» **Assignment**: All entries below are to be duplicated verbatim.

Excerpts from an interface dataset:
········
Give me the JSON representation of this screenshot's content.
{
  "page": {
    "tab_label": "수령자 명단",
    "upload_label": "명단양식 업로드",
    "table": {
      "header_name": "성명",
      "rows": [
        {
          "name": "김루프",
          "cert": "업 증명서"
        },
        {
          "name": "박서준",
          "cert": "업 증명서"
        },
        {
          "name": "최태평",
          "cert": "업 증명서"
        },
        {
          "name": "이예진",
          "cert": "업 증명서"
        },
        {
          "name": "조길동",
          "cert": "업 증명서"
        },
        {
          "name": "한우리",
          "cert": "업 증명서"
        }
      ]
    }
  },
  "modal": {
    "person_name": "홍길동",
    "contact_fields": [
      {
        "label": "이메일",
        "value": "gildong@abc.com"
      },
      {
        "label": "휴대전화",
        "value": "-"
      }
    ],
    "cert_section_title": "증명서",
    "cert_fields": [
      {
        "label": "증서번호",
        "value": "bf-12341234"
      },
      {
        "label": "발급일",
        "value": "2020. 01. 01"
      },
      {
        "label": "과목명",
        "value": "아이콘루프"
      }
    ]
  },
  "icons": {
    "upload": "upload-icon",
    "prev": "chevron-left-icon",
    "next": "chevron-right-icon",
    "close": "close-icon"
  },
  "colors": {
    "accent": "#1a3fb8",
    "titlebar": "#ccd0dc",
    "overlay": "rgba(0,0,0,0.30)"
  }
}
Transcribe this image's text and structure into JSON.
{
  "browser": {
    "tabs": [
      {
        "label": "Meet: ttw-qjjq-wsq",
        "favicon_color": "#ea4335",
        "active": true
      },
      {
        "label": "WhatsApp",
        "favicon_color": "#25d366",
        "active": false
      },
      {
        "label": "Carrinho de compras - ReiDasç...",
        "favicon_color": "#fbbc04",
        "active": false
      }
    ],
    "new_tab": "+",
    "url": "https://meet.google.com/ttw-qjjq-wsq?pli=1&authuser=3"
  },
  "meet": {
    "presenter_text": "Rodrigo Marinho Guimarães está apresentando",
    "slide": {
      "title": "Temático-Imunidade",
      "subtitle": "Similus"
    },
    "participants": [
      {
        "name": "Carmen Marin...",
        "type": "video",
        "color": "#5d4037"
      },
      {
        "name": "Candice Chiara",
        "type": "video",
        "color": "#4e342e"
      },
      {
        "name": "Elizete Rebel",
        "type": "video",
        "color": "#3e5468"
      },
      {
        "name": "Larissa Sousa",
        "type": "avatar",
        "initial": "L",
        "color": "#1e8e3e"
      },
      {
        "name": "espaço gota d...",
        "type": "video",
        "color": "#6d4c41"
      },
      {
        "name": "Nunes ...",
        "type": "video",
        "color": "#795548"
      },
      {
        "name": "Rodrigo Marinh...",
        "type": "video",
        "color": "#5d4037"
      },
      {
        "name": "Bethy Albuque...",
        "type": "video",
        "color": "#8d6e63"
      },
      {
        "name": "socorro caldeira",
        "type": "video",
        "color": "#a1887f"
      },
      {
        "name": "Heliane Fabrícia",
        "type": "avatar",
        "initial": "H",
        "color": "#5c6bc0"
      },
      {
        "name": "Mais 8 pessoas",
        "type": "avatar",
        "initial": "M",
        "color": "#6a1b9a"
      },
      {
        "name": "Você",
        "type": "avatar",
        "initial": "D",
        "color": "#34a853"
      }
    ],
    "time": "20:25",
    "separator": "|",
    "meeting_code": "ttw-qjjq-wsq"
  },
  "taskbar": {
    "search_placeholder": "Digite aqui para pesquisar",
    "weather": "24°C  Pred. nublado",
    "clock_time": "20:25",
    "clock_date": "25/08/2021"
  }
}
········
» **The answer**:
Give me the JSON representation of this screenshot's content.
{
  "page": {
    "tab_label": "수령자 명단",
    "upload_label": "명단양식 업로드",
    "table": {
      "header_name": "성명",
      "rows": [
        {
          "name": "김루프",
          "cert": "업 증명서"
        },
        {
          "name": "박서준",
          "cert": "업 증명서"
        },
        {
          "name": "최태평",
          "cert": "업 증명서"
        },
        {
          "name": "이예진",
          "cert": "업 증명서"
        },
        {
          "name": "조길동",
          "cert": "업 증명서"
        },
        {
          "name": "한우리",
          "cert": "업 증명서"
        }
      ]
    }
  },
  "modal": {
    "person_name": "홍길동",
    "contact_fields": [
      {
        "label": "이메일",
        "value": "gildong@abc.com"
      },
      {
        "label": "휴대전화",
        "value": "-"
      }
    ],
    "cert_section_title": "증명서",
    "cert_fields": [
      {
        "label": "증서번호",
        "value": "bf-12341234"
      },
      {
        "label": "발급일",
        "value": "2020. 01. 01"
      },
      {
        "label": "과목명",
        "value": "아이콘루프"
      }
    ]
  },
  "icons": {
    "upload": "upload-icon",
    "prev": "chevron-left-icon",
    "next": "chevron-right-icon",
    "close": "close-icon"
  },
  "colors": {
    "accent": "#1a3fb8",
    "titlebar": "#ccd0dc",
    "overlay": "rgba(0,0,0,0.30)"
  }
}
Transcribe this image's text and structure into JSON.
{
  "browser": {
    "tabs": [
      {
        "label": "Meet: ttw-qjjq-wsq",
        "favicon_color": "#ea4335",
        "active": true
      },
      {
        "label": "WhatsApp",
        "favicon_color": "#25d366",
        "active": false
      },
      {
        "label": "Carrinho de compras - ReiDasç...",
        "favicon_color": "#fbbc04",
        "active": false
      }
    ],
    "new_tab": "+",
    "url": "https://meet.google.com/ttw-qjjq-wsq?pli=1&authuser=3"
  },
  "meet": {
    "presenter_text": "Rodrigo Marinho Guimarães está apresentando",
    "slide": {
      "title": "Temático-Imunidade",
      "subtitle": "Similus"
    },
    "participants": [
      {
        "name": "Carmen Marin...",
        "type": "video",
        "color": "#5d4037"
      },
      {
        "name": "Candice Chiara",
        "type": "video",
        "color": "#4e342e"
      },
      {
        "name": "Elizete Rebel",
        "type": "video",
        "color": "#3e5468"
      },
      {
        "name": "Larissa Sousa",
        "type": "avatar",
        "initial": "L",
        "color": "#1e8e3e"
      },
      {
        "name": "espaço gota d...",
        "type": "video",
        "color": "#6d4c41"
      },
      {
        "name": "Nunes ...",
        "type": "video",
        "color": "#795548"
      },
      {
        "name": "Rodrigo Marinh...",
        "type": "video",
        "color": "#5d4037"
      },
      {
        "name": "Bethy Albuque...",
        "type": "video",
        "color": "#8d6e63"
      },
      {
        "name": "socorro caldeira",
        "type": "video",
        "color": "#a1887f"
      },
      {
        "name": "Heliane Fabrícia",
        "type": "avatar",
        "initial": "H",
        "color": "#5c6bc0"
      },
      {
        "name": "Mais 8 pessoas",
        "type": "avatar",
        "initial": "M",
        "color": "#6a1b9a"
      },
      {
        "name": "Você",
        "type": "avatar",
        "initial": "D",
        "color": "#34a853"
      }
    ],
    "time": "20:25",
    "separator": "|",
    "meeting_code": "ttw-qjjq-wsq"
  },
  "taskbar": {
    "search_placeholder": "Digite aqui para pesquisar",
    "weather": "24°C  Pred. nublado",
    "clock_time": "20:25",
    "clock_date": "25/08/2021"
  }
}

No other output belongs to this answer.